  1. I love books. You know that feeling you get when you finish an amazing book? And you just want to talk to someone who will understand and share your feelings...but your family members/roommates are busy eating popcorn and watching NCIS and don't care about any ol' book from two hundred years ago. "Victor Hugo, who's that?" Literary blogs give you a great chance to connect with someone who feels just the same way about the book that you do. 
  2. Literary bloggers are intelligent (and if you find one that isn't, then find a new one). They offer great new ways to look at books that I've never thought of before. 
  3. Unlike the authors of reviews in a newspaper or magazine, bloggers are super easy to connect with. You can comment on their blog post and they--or other readers--might respond to you within hours. If you get into a literary blog, it can become a kind of community. 
  4. Book bloggers are some of the more adorable bloggers there are. Even the sarcastic ones. They might actually be cuter than food bloggers. 
  5. Chances are, the blogger is really no different from you and me. Maybe they've read more books, but they're probably just an average Joe. Their blog post might very well just be a few random thoughts about the book that they just shot into the blogosphere. Blogs have a great casual, informal feel; you feel like you're talking with a peer, not some high-and-mighty literature expert. 
  6. They're a fun AND intellectual way to use the Internet (like I was talking about in my last post)!
So there you have it. Six great reasons to find a literary blog to love! 

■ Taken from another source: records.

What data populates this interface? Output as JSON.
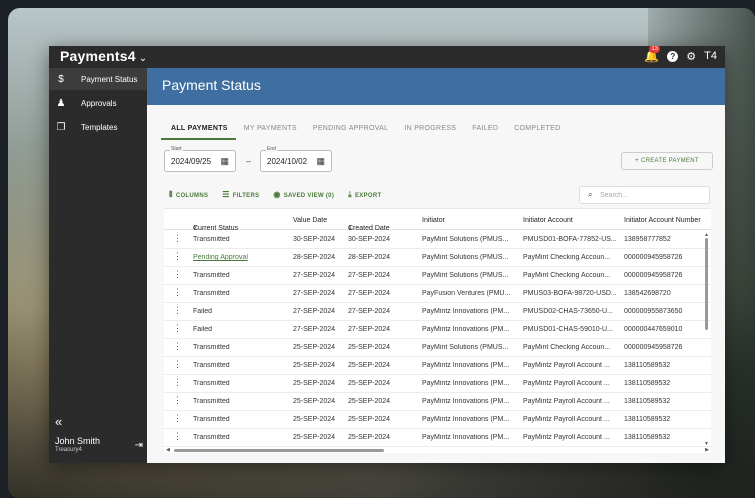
{
  "app": {
    "brand": "Payments4",
    "brand_chevron": "⌄",
    "notification_count": "13",
    "help_icon": "?",
    "settings_icon": "⚙",
    "workspace": "T4"
  },
  "sidebar": {
    "items": [
      {
        "label": "Payment Status",
        "icon": "dollar-circle-icon",
        "glyph": "$",
        "active": true
      },
      {
        "label": "Approvals",
        "icon": "person-icon",
        "glyph": "♟",
        "active": false
      },
      {
        "label": "Templates",
        "icon": "copy-icon",
        "glyph": "❐",
        "active": false
      }
    ],
    "collapse_glyph": "«",
    "user": {
      "name": "John Smith",
      "org": "Treasury4",
      "logout_glyph": "⇥"
    }
  },
  "page": {
    "title": "Payment Status"
  },
  "tabs": [
    "ALL PAYMENTS",
    "MY PAYMENTS",
    "PENDING APPROVAL",
    "IN PROGRESS",
    "FAILED",
    "COMPLETED"
  ],
  "filters": {
    "start_label": "Start",
    "start_value": "2024/09/25",
    "end_label": "End",
    "end_value": "2024/10/02",
    "separator": "–",
    "create_button": "+ CREATE PAYMENT"
  },
  "toolbar": {
    "columns": "COLUMNS",
    "filters": "FILTERS",
    "saved_view": "SAVED VIEW (0)",
    "export": "EXPORT",
    "search_placeholder": "Search..."
  },
  "table": {
    "headers": {
      "status": "Current Status",
      "status_sort": "↑",
      "status_rank": "2",
      "value_date": "Value Date",
      "created_date": "Created Date",
      "created_sort": "↓",
      "created_rank": "1",
      "initiator": "Initiator",
      "initiator_account": "Initiator Account",
      "initiator_account_number": "Initiator Account Number"
    },
    "rows": [
      {
        "status": "Transmitted",
        "value_date": "30-SEP-2024",
        "created_date": "30-SEP-2024",
        "initiator": "PayMint Solutions (PMUS...",
        "account": "PMUSD01-BOFA-77852-US...",
        "number": "138958777852"
      },
      {
        "status": "Pending Approval",
        "value_date": "28-SEP-2024",
        "created_date": "28-SEP-2024",
        "initiator": "PayMint Solutions (PMUS...",
        "account": "PayMint Checking Accoun...",
        "number": "000000945958726"
      },
      {
        "status": "Transmitted",
        "value_date": "27-SEP-2024",
        "created_date": "27-SEP-2024",
        "initiator": "PayMint Solutions (PMUS...",
        "account": "PayMint Checking Accoun...",
        "number": "000000945958726"
      },
      {
        "status": "Transmitted",
        "value_date": "27-SEP-2024",
        "created_date": "27-SEP-2024",
        "initiator": "PayFusion Ventures (PMU...",
        "account": "PMUS03-BOFA-98720-USD...",
        "number": "138542698720"
      },
      {
        "status": "Failed",
        "value_date": "27-SEP-2024",
        "created_date": "27-SEP-2024",
        "initiator": "PayMintz Innovations (PM...",
        "account": "PMUSD02-CHAS-73650-U...",
        "number": "000000955873650"
      },
      {
        "status": "Failed",
        "value_date": "27-SEP-2024",
        "created_date": "27-SEP-2024",
        "initiator": "PayMintz Innovations (PM...",
        "account": "PMUSD01-CHAS-59010-U...",
        "number": "000000447659010"
      },
      {
        "status": "Transmitted",
        "value_date": "25-SEP-2024",
        "created_date": "25-SEP-2024",
        "initiator": "PayMint Solutions (PMUS...",
        "account": "PayMint Checking Accoun...",
        "number": "000000945958726"
      },
      {
        "status": "Transmitted",
        "value_date": "25-SEP-2024",
        "created_date": "25-SEP-2024",
        "initiator": "PayMintz Innovations (PM...",
        "account": "PayMintz Payroll Account ...",
        "number": "138110589532"
      },
      {
        "status": "Transmitted",
        "value_date": "25-SEP-2024",
        "created_date": "25-SEP-2024",
        "initiator": "PayMintz Innovations (PM...",
        "account": "PayMintz Payroll Account ...",
        "number": "138110589532"
      },
      {
        "status": "Transmitted",
        "value_date": "25-SEP-2024",
        "created_date": "25-SEP-2024",
        "initiator": "PayMintz Innovations (PM...",
        "account": "PayMintz Payroll Account ...",
        "number": "138110589532"
      },
      {
        "status": "Transmitted",
        "value_date": "25-SEP-2024",
        "created_date": "25-SEP-2024",
        "initiator": "PayMintz Innovations (PM...",
        "account": "PayMintz Payroll Account ...",
        "number": "138110589532"
      },
      {
        "status": "Transmitted",
        "value_date": "25-SEP-2024",
        "created_date": "25-SEP-2024",
        "initiator": "PayMintz Innovations (PM...",
        "account": "PayMintz Payroll Account ...",
        "number": "138110589532"
      }
    ]
  },
  "colors": {
    "accent_green": "#4a7a3a",
    "header_blue": "#3f6ea1",
    "sidebar_dark": "#2b2b2b"
  }
}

If you're at a loss as to how to look for book blogs, try or on Google's blog search engine and type in the name of a book or author you love. 

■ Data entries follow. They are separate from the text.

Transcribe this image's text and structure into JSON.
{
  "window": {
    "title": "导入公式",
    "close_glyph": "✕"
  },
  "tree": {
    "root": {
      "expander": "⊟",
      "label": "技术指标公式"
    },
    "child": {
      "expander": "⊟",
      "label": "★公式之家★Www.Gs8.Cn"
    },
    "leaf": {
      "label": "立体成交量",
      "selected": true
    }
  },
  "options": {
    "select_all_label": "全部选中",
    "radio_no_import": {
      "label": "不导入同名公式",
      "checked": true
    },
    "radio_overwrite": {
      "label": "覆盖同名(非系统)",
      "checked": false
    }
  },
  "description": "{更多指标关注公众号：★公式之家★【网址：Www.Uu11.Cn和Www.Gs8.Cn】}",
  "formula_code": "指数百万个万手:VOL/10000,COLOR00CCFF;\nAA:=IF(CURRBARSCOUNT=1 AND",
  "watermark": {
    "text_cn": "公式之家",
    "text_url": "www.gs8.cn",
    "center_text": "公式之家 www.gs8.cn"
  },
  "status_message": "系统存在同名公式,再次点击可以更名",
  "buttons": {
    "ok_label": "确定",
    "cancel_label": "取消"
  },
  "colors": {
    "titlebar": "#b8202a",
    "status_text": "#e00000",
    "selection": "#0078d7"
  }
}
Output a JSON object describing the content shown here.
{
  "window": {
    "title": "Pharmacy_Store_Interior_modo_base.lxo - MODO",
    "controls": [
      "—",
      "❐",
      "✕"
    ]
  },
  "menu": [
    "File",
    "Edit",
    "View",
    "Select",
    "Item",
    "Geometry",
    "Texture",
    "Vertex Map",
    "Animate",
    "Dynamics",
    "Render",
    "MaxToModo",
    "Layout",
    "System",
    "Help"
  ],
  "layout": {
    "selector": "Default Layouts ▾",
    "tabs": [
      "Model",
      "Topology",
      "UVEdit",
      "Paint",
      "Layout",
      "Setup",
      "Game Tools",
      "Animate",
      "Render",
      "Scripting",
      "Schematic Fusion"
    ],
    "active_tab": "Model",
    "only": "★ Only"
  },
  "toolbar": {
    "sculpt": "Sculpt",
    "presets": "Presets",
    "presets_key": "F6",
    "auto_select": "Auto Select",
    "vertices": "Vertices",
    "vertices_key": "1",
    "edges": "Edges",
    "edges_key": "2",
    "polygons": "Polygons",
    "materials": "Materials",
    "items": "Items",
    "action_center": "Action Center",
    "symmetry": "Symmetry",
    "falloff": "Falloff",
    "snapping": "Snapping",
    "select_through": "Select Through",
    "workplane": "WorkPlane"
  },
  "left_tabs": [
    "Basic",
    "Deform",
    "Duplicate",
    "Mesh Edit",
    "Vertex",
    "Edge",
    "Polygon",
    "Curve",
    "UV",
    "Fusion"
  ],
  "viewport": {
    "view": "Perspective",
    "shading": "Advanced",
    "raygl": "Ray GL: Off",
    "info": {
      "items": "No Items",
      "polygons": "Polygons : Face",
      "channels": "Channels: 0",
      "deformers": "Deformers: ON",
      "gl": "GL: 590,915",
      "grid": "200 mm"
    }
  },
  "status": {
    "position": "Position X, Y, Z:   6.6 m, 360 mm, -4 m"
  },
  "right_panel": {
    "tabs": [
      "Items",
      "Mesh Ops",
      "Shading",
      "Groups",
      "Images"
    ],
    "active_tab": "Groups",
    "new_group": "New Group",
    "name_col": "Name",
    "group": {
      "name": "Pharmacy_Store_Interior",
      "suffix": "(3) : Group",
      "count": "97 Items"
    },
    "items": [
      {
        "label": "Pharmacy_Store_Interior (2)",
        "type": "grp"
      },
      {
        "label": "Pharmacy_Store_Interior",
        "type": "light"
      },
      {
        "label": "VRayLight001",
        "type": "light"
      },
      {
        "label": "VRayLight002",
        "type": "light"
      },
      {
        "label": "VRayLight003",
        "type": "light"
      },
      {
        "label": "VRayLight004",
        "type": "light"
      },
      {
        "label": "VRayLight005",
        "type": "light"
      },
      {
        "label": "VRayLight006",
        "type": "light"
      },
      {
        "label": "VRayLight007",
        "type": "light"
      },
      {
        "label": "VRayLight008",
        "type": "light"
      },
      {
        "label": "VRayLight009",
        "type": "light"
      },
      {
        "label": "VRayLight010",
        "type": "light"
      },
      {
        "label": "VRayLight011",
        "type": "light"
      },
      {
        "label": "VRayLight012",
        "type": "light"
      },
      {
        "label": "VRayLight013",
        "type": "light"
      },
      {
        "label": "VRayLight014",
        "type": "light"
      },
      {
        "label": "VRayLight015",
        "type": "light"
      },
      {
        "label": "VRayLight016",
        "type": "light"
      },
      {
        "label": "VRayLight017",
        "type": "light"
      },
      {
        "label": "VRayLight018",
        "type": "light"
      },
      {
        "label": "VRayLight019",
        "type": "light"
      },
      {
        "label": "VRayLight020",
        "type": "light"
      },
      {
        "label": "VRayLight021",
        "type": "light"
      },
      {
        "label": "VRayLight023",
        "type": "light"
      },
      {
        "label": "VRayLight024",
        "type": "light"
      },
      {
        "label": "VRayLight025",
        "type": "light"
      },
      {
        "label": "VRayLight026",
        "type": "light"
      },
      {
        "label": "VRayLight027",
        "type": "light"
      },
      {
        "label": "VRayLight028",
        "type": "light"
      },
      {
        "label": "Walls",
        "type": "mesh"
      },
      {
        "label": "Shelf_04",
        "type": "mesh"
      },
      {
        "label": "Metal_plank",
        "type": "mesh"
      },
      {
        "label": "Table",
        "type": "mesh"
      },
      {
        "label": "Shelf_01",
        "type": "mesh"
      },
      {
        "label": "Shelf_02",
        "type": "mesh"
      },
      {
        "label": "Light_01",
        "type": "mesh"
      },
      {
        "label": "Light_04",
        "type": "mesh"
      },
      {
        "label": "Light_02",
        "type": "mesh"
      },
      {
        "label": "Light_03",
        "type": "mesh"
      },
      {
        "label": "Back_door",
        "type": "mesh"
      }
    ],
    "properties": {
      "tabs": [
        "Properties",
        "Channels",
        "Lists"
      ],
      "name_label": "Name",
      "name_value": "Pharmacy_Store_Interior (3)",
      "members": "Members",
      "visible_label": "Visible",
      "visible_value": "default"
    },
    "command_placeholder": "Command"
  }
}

Happy blog reading!

Tuesday, May 1, 2012

The Virtues of Facebook

Ah yes, the Internet. We have the world at our fingertips and yet we just use it to watch stupid cat videos. 

For many of us, this cynical sentiment pervades the edges of our consciousness whenever we log onto Facebook, Twitter, Youtube, or any number of social sites. This is such a waste of time! What am I doing with my life?! I've had these thoughts and many others just as pathetic. Several times in the past I've resolved to solve my problems and stop wasting my time by minimizing my time on social sites. Just take a Facebook fast! That'll do it, right?

Wrong! The truth is, we can just as easily waste time off the Internet as on it. If we're not on Facebook, we might be watching infomercials. Or eating donuts. Or throwing spitballs at the ceiling. Or wasting away on the sofa. Or all the above. All useless activities. But we could also choose to spend our time reading a good book, learning calculus, or taking a hike. It doesn't take rocket science to be able to distinguish between a good and a bad use of our time.

The same is true for the Internet, even social sites like Facebook. In fact, you might even argue that it's especially true for social sites. How, you ask?